If ever a breath hath come to me of the creative breath, and of the heavenly necessity which compelleth even chances to dance star-dances:
If ever I have laughed with the laughter of the creative lightning, to which the long thunder of the deed followeth, grumblingly, but obediently:
If ever I have played dice with the gods at the divine table of the earth, so that the earth quaked and ruptured, and snorted forth fire-streams:—
For a divine table is the earth, and trembling with new active dictums and dice-casts of the gods:
Oh, how could I not be ardent for Eternity, and for the marriage-ring of rings—the ring of the return?
Never yet have I found the woman by whom I should like to have children, unless it be this woman whom I love: for I love thee, O Eternity!
For I love thee, O Eternity!
If ever I have drunk a full draught of the foaming spice—and confection-bowl in which all things are well mixed:
If ever my hand hath mingled the furthest with the nearest, fire with spirit, joy with sorrow, and the harshest with the kindest:
If I myself am a grain of the saving salt which maketh everything in the confection-bowl mix well:—
For there is a salt which uniteth good with evil; and even the evilest is worthy, as spicing and as final over-foaming:—
Oh, how could I not be ardent for Eternity, and for the marriage-ring of rings—the ring of the return?
For I love thee, O Eternity!
If I be fond of the sea, and all that is sealike, and fondest of it when it angrily contradicteth me:
If the exploring delight be in me, which impelleth sails to the undiscovered, if the seafarer's delight be in my delight:
If ever my rejoicing hath called out: "The shore hath vanished,—now hath fallen from me the last chain—
The boundless roareth around me, far away sparkle for me space and time,—well! cheer up! old heart!"—
For I love thee, O Eternity!
If my virtue be a dancer's virtue, and if I have often sprung with both feet into golden-emerald rapture:
If my wickedness be a laughing wickedness, at home among rose-banks and hedges of lilies:
—or in laughter is all evil present, but it is sanctified and absolved by its own bliss:—
And if it be my Alpha and Omega that everything heavy shall become light, everybody a dancer, and every spirit a bird: and verily, that is my Alpha and Omega!—
For I love thee, O Eternity!
If ever I have spread out a tranquil heaven above me, and have flown into mine own heaven with mine own pinions:
If I have swum playfully in profound luminous distances, and if my freedom's avian wisdom hath come to me:—
Thus however speaketh avian wisdom:—"Lo, there is no above and no below!
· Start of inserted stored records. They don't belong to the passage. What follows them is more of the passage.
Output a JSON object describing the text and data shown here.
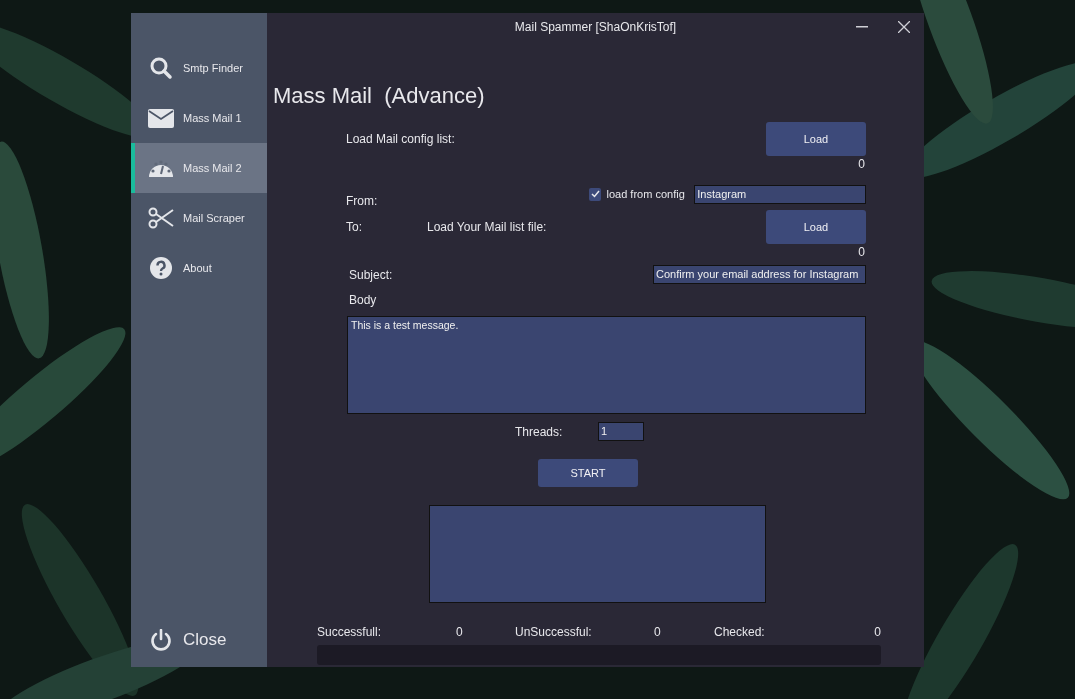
{
  "window": {
    "title": "Mail Spammer [ShaOnKrisTof]"
  },
  "sidebar": {
    "items": [
      {
        "label": "Smtp Finder",
        "kind": "search",
        "selected": false
      },
      {
        "label": "Mass Mail 1",
        "kind": "envelope",
        "selected": false
      },
      {
        "label": "Mass Mail 2",
        "kind": "gauge",
        "selected": true
      },
      {
        "label": "Mail Scraper",
        "kind": "scissors",
        "selected": false
      },
      {
        "label": "About",
        "kind": "question",
        "selected": false
      }
    ],
    "close": "Close"
  },
  "page": {
    "title": "Mass Mail  (Advance)",
    "config": {
      "label": "Load Mail config list:",
      "button": "Load",
      "count": "0"
    },
    "from": {
      "label": "From:",
      "checkbox_label": "load from config",
      "checked": true,
      "value": "Instagram"
    },
    "to": {
      "label": "To:",
      "file_label": "Load Your Mail list file:",
      "button": "Load",
      "count": "0"
    },
    "subject": {
      "label": "Subject:",
      "value": "Confirm your email address for Instagram"
    },
    "body": {
      "label": "Body",
      "value": "This is a test message."
    },
    "threads": {
      "label": "Threads:",
      "value": "1"
    },
    "start": "START",
    "stats": [
      {
        "label": "Successfull:",
        "value": "0"
      },
      {
        "label": "UnSuccessful:",
        "value": "0"
      },
      {
        "label": "Checked:",
        "value": "0"
      }
    ],
    "progress": {
      "level": 0
    }
  }
}
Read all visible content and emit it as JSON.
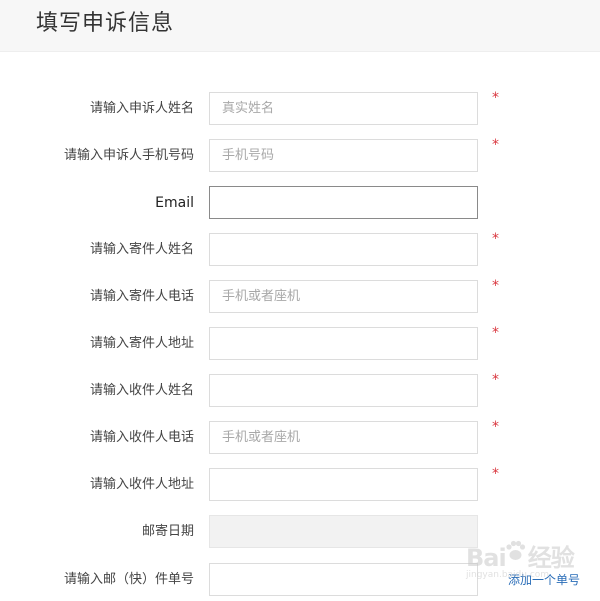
{
  "header": {
    "title": "填写申诉信息"
  },
  "form": {
    "rows": [
      {
        "label": "请输入申诉人姓名",
        "placeholder": "真实姓名",
        "value": "",
        "required": "*"
      },
      {
        "label": "请输入申诉人手机号码",
        "placeholder": "手机号码",
        "value": "",
        "required": "*"
      },
      {
        "label": "Email",
        "placeholder": "",
        "value": "",
        "required": ""
      },
      {
        "label": "请输入寄件人姓名",
        "placeholder": "",
        "value": "",
        "required": "*"
      },
      {
        "label": "请输入寄件人电话",
        "placeholder": "手机或者座机",
        "value": "",
        "required": "*"
      },
      {
        "label": "请输入寄件人地址",
        "placeholder": "",
        "value": "",
        "required": "*"
      },
      {
        "label": "请输入收件人姓名",
        "placeholder": "",
        "value": "",
        "required": "*"
      },
      {
        "label": "请输入收件人电话",
        "placeholder": "手机或者座机",
        "value": "",
        "required": "*"
      },
      {
        "label": "请输入收件人地址",
        "placeholder": "",
        "value": "",
        "required": "*"
      },
      {
        "label": "邮寄日期",
        "placeholder": "",
        "value": "",
        "required": ""
      },
      {
        "label": "请输入邮（快）件单号",
        "placeholder": "",
        "value": "",
        "required": ""
      }
    ],
    "add_tracking_link": "添加一个单号"
  },
  "watermark": {
    "brand": "Bai",
    "brand_suffix": "经验",
    "url": "jingyan.baidu.com"
  },
  "colors": {
    "required": "#d9363e",
    "link": "#2a6db8",
    "header_bg": "#f7f7f7"
  }
}
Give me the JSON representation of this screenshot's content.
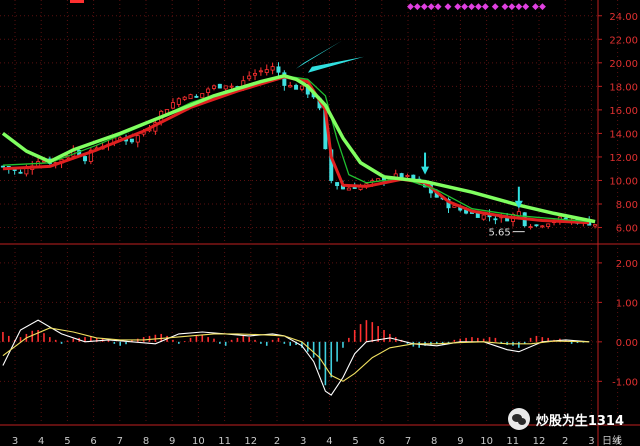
{
  "chart_data": [
    {
      "type": "candlestick",
      "panel": "price",
      "ylim": [
        4.6,
        25.0
      ],
      "y_ticks": [
        6,
        8,
        10,
        12,
        14,
        16,
        18,
        20,
        22,
        24
      ],
      "y_tick_labels": [
        "6.00",
        "8.00",
        "10.00",
        "12.00",
        "14.00",
        "16.00",
        "18.00",
        "20.00",
        "22.00",
        "24.00"
      ],
      "x_ticks": [
        "3",
        "4",
        "5",
        "6",
        "7",
        "8",
        "9",
        "10",
        "11",
        "12",
        "2",
        "3",
        "4",
        "5",
        "6",
        "7",
        "8",
        "9",
        "10",
        "11",
        "12",
        "2",
        "3",
        "4"
      ],
      "x_axis_label": "日线",
      "close_path": [
        [
          0,
          11.2
        ],
        [
          3,
          10.6
        ],
        [
          6,
          11.8
        ],
        [
          9,
          11.5
        ],
        [
          12,
          12.6
        ],
        [
          14,
          11.9
        ],
        [
          16,
          12.8
        ],
        [
          18,
          13.2
        ],
        [
          20,
          13.6
        ],
        [
          22,
          13.4
        ],
        [
          25,
          14.5
        ],
        [
          27,
          15.8
        ],
        [
          29,
          16.6
        ],
        [
          31,
          17.3
        ],
        [
          33,
          17.0
        ],
        [
          35,
          17.8
        ],
        [
          38,
          18.2
        ],
        [
          40,
          17.9
        ],
        [
          42,
          18.9
        ],
        [
          44,
          19.3
        ],
        [
          46,
          19.6
        ],
        [
          47,
          19.2
        ],
        [
          48,
          18.3
        ],
        [
          49,
          18.0
        ],
        [
          51,
          17.8
        ],
        [
          53,
          17.2
        ],
        [
          54,
          16.0
        ],
        [
          55,
          12.5
        ],
        [
          56,
          10.0
        ],
        [
          58,
          9.3
        ],
        [
          60,
          9.5
        ],
        [
          62,
          9.6
        ],
        [
          64,
          10.0
        ],
        [
          66,
          10.3
        ],
        [
          68,
          10.4
        ],
        [
          70,
          10.0
        ],
        [
          72,
          9.4
        ],
        [
          74,
          8.6
        ],
        [
          76,
          7.9
        ],
        [
          78,
          7.5
        ],
        [
          80,
          7.2
        ],
        [
          82,
          7.0
        ],
        [
          84,
          6.9
        ],
        [
          86,
          6.8
        ],
        [
          88,
          7.3
        ],
        [
          89,
          6.4
        ],
        [
          91,
          6.2
        ],
        [
          93,
          6.5
        ],
        [
          95,
          6.7
        ],
        [
          97,
          6.6
        ],
        [
          99,
          6.5
        ],
        [
          101,
          6.3
        ]
      ],
      "series": [
        {
          "name": "",
          "color": "#e02020",
          "values": [
            [
              0,
              11.0
            ],
            [
              8,
              11.2
            ],
            [
              16,
              12.6
            ],
            [
              24,
              14.2
            ],
            [
              32,
              16.2
            ],
            [
              40,
              17.6
            ],
            [
              48,
              18.8
            ],
            [
              52,
              18.4
            ],
            [
              55,
              16.0
            ],
            [
              56,
              12.0
            ],
            [
              58,
              9.6
            ],
            [
              62,
              9.5
            ],
            [
              68,
              10.1
            ],
            [
              72,
              9.8
            ],
            [
              76,
              8.2
            ],
            [
              80,
              7.4
            ],
            [
              86,
              6.9
            ],
            [
              92,
              6.6
            ],
            [
              100,
              6.4
            ]
          ]
        },
        {
          "name": "",
          "color": "#20c030",
          "values": [
            [
              0,
              11.3
            ],
            [
              8,
              11.5
            ],
            [
              16,
              13.0
            ],
            [
              24,
              14.7
            ],
            [
              32,
              16.6
            ],
            [
              40,
              17.9
            ],
            [
              48,
              18.9
            ],
            [
              52,
              18.6
            ],
            [
              55,
              17.2
            ],
            [
              57,
              13.5
            ],
            [
              59,
              10.5
            ],
            [
              62,
              9.8
            ],
            [
              68,
              10.2
            ],
            [
              74,
              9.2
            ],
            [
              80,
              7.6
            ],
            [
              88,
              7.0
            ],
            [
              100,
              6.5
            ]
          ]
        },
        {
          "name": "",
          "color": "#80ff60",
          "values": [
            [
              0,
              14.0
            ],
            [
              4,
              12.5
            ],
            [
              8,
              11.6
            ],
            [
              12,
              12.6
            ],
            [
              20,
              14.0
            ],
            [
              28,
              15.6
            ],
            [
              36,
              17.2
            ],
            [
              44,
              18.4
            ],
            [
              48,
              18.9
            ],
            [
              50,
              18.6
            ],
            [
              52,
              18.0
            ],
            [
              55,
              16.4
            ],
            [
              58,
              13.6
            ],
            [
              61,
              11.5
            ],
            [
              65,
              10.3
            ],
            [
              72,
              9.9
            ],
            [
              80,
              9.0
            ],
            [
              88,
              7.9
            ],
            [
              94,
              7.2
            ],
            [
              101,
              6.5
            ]
          ]
        }
      ],
      "annotations": [
        {
          "text": "5.65",
          "x": 89,
          "y": 5.65,
          "type": "low-marker"
        },
        {
          "text": "",
          "x": 51,
          "y": 19.5,
          "type": "arrow-head-cyan"
        },
        {
          "text": "",
          "x": 72,
          "y": 10.5,
          "type": "arrow-down-cyan"
        },
        {
          "text": "",
          "x": 88,
          "y": 7.6,
          "type": "arrow-down-cyan"
        }
      ]
    },
    {
      "type": "bar",
      "panel": "MACD",
      "ylim": [
        -1.6,
        2.2
      ],
      "y_ticks": [
        -1.0,
        0,
        1.0,
        2.0
      ],
      "y_tick_labels": [
        "-1.00",
        "0.00",
        "1.00",
        "2.00"
      ],
      "histogram": [
        [
          0,
          0.25
        ],
        [
          1,
          0.15
        ],
        [
          2,
          0.05
        ],
        [
          3,
          0.12
        ],
        [
          4,
          0.2
        ],
        [
          5,
          0.28
        ],
        [
          6,
          0.3
        ],
        [
          7,
          0.22
        ],
        [
          8,
          0.12
        ],
        [
          9,
          0.05
        ],
        [
          10,
          -0.05
        ],
        [
          11,
          0.03
        ],
        [
          12,
          0.08
        ],
        [
          13,
          0.1
        ],
        [
          14,
          0.12
        ],
        [
          15,
          0.14
        ],
        [
          16,
          0.1
        ],
        [
          17,
          0.08
        ],
        [
          18,
          0.05
        ],
        [
          19,
          -0.05
        ],
        [
          20,
          -0.1
        ],
        [
          21,
          -0.06
        ],
        [
          22,
          0.05
        ],
        [
          23,
          0.08
        ],
        [
          24,
          0.12
        ],
        [
          25,
          0.15
        ],
        [
          26,
          0.18
        ],
        [
          27,
          0.2
        ],
        [
          28,
          0.15
        ],
        [
          29,
          0.05
        ],
        [
          30,
          -0.05
        ],
        [
          31,
          0.02
        ],
        [
          32,
          0.1
        ],
        [
          33,
          0.15
        ],
        [
          34,
          0.18
        ],
        [
          35,
          0.12
        ],
        [
          36,
          0.08
        ],
        [
          37,
          -0.05
        ],
        [
          38,
          -0.1
        ],
        [
          39,
          0.05
        ],
        [
          40,
          0.1
        ],
        [
          41,
          0.15
        ],
        [
          42,
          0.12
        ],
        [
          43,
          0.05
        ],
        [
          44,
          -0.05
        ],
        [
          45,
          -0.1
        ],
        [
          46,
          0.05
        ],
        [
          47,
          0.1
        ],
        [
          48,
          -0.05
        ],
        [
          49,
          -0.1
        ],
        [
          50,
          -0.08
        ],
        [
          51,
          -0.15
        ],
        [
          52,
          -0.25
        ],
        [
          53,
          -0.4
        ],
        [
          54,
          -0.7
        ],
        [
          55,
          -1.1
        ],
        [
          56,
          -0.9
        ],
        [
          57,
          -0.5
        ],
        [
          58,
          -0.15
        ],
        [
          59,
          0.1
        ],
        [
          60,
          0.3
        ],
        [
          61,
          0.45
        ],
        [
          62,
          0.55
        ],
        [
          63,
          0.5
        ],
        [
          64,
          0.4
        ],
        [
          65,
          0.3
        ],
        [
          66,
          0.2
        ],
        [
          67,
          0.12
        ],
        [
          68,
          0.05
        ],
        [
          69,
          -0.05
        ],
        [
          70,
          -0.12
        ],
        [
          71,
          -0.15
        ],
        [
          72,
          -0.1
        ],
        [
          73,
          -0.08
        ],
        [
          74,
          -0.05
        ],
        [
          75,
          -0.08
        ],
        [
          76,
          -0.05
        ],
        [
          77,
          0.05
        ],
        [
          78,
          0.08
        ],
        [
          79,
          0.1
        ],
        [
          80,
          0.12
        ],
        [
          81,
          0.1
        ],
        [
          82,
          0.08
        ],
        [
          83,
          0.12
        ],
        [
          84,
          0.1
        ],
        [
          85,
          -0.05
        ],
        [
          86,
          -0.08
        ],
        [
          87,
          -0.1
        ],
        [
          88,
          -0.15
        ],
        [
          89,
          -0.05
        ],
        [
          90,
          0.1
        ],
        [
          91,
          0.15
        ],
        [
          92,
          0.12
        ],
        [
          93,
          0.1
        ],
        [
          94,
          0.05
        ],
        [
          95,
          0.08
        ],
        [
          96,
          0.05
        ],
        [
          97,
          -0.05
        ],
        [
          98,
          -0.03
        ],
        [
          99,
          -0.02
        ]
      ],
      "series": [
        {
          "name": "",
          "color": "#ffffff",
          "values": [
            [
              0,
              -0.6
            ],
            [
              3,
              0.3
            ],
            [
              6,
              0.55
            ],
            [
              10,
              0.2
            ],
            [
              14,
              0.0
            ],
            [
              18,
              0.05
            ],
            [
              22,
              0.0
            ],
            [
              26,
              -0.05
            ],
            [
              30,
              0.2
            ],
            [
              34,
              0.25
            ],
            [
              38,
              0.2
            ],
            [
              42,
              0.15
            ],
            [
              46,
              0.2
            ],
            [
              48,
              0.15
            ],
            [
              51,
              -0.1
            ],
            [
              53,
              -0.5
            ],
            [
              55,
              -1.25
            ],
            [
              56,
              -1.35
            ],
            [
              58,
              -0.9
            ],
            [
              60,
              -0.3
            ],
            [
              62,
              0.0
            ],
            [
              66,
              0.1
            ],
            [
              70,
              -0.05
            ],
            [
              74,
              -0.1
            ],
            [
              78,
              0.0
            ],
            [
              82,
              0.0
            ],
            [
              86,
              -0.2
            ],
            [
              88,
              -0.25
            ],
            [
              92,
              0.0
            ],
            [
              96,
              0.05
            ],
            [
              100,
              0.0
            ]
          ]
        },
        {
          "name": "",
          "color": "#f0e060",
          "values": [
            [
              0,
              -0.35
            ],
            [
              4,
              0.1
            ],
            [
              8,
              0.35
            ],
            [
              12,
              0.25
            ],
            [
              16,
              0.1
            ],
            [
              20,
              0.05
            ],
            [
              24,
              0.05
            ],
            [
              28,
              0.1
            ],
            [
              32,
              0.15
            ],
            [
              36,
              0.2
            ],
            [
              40,
              0.2
            ],
            [
              44,
              0.18
            ],
            [
              48,
              0.15
            ],
            [
              51,
              0.0
            ],
            [
              54,
              -0.4
            ],
            [
              56,
              -0.85
            ],
            [
              58,
              -1.0
            ],
            [
              60,
              -0.8
            ],
            [
              63,
              -0.4
            ],
            [
              66,
              -0.15
            ],
            [
              70,
              -0.05
            ],
            [
              74,
              -0.05
            ],
            [
              78,
              -0.02
            ],
            [
              82,
              0.0
            ],
            [
              86,
              -0.05
            ],
            [
              90,
              -0.05
            ],
            [
              94,
              0.02
            ],
            [
              100,
              0.0
            ]
          ]
        }
      ]
    }
  ],
  "top_markers": "◆◆◆◆◆  ◆   ◆◆◆◆◆  ◆    ◆◆◆◆  ◆◆",
  "watermark": {
    "text": "炒股为生1314",
    "icon": "wechat-icon"
  }
}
Throw thyself about,—outward, backward, thou light one! Sing! speak no more!
—Are not all words made for the heavy? Do not all words lie to the light ones? Sing! speak no more!"—
For I love thee, O Eternity!
END OF PART III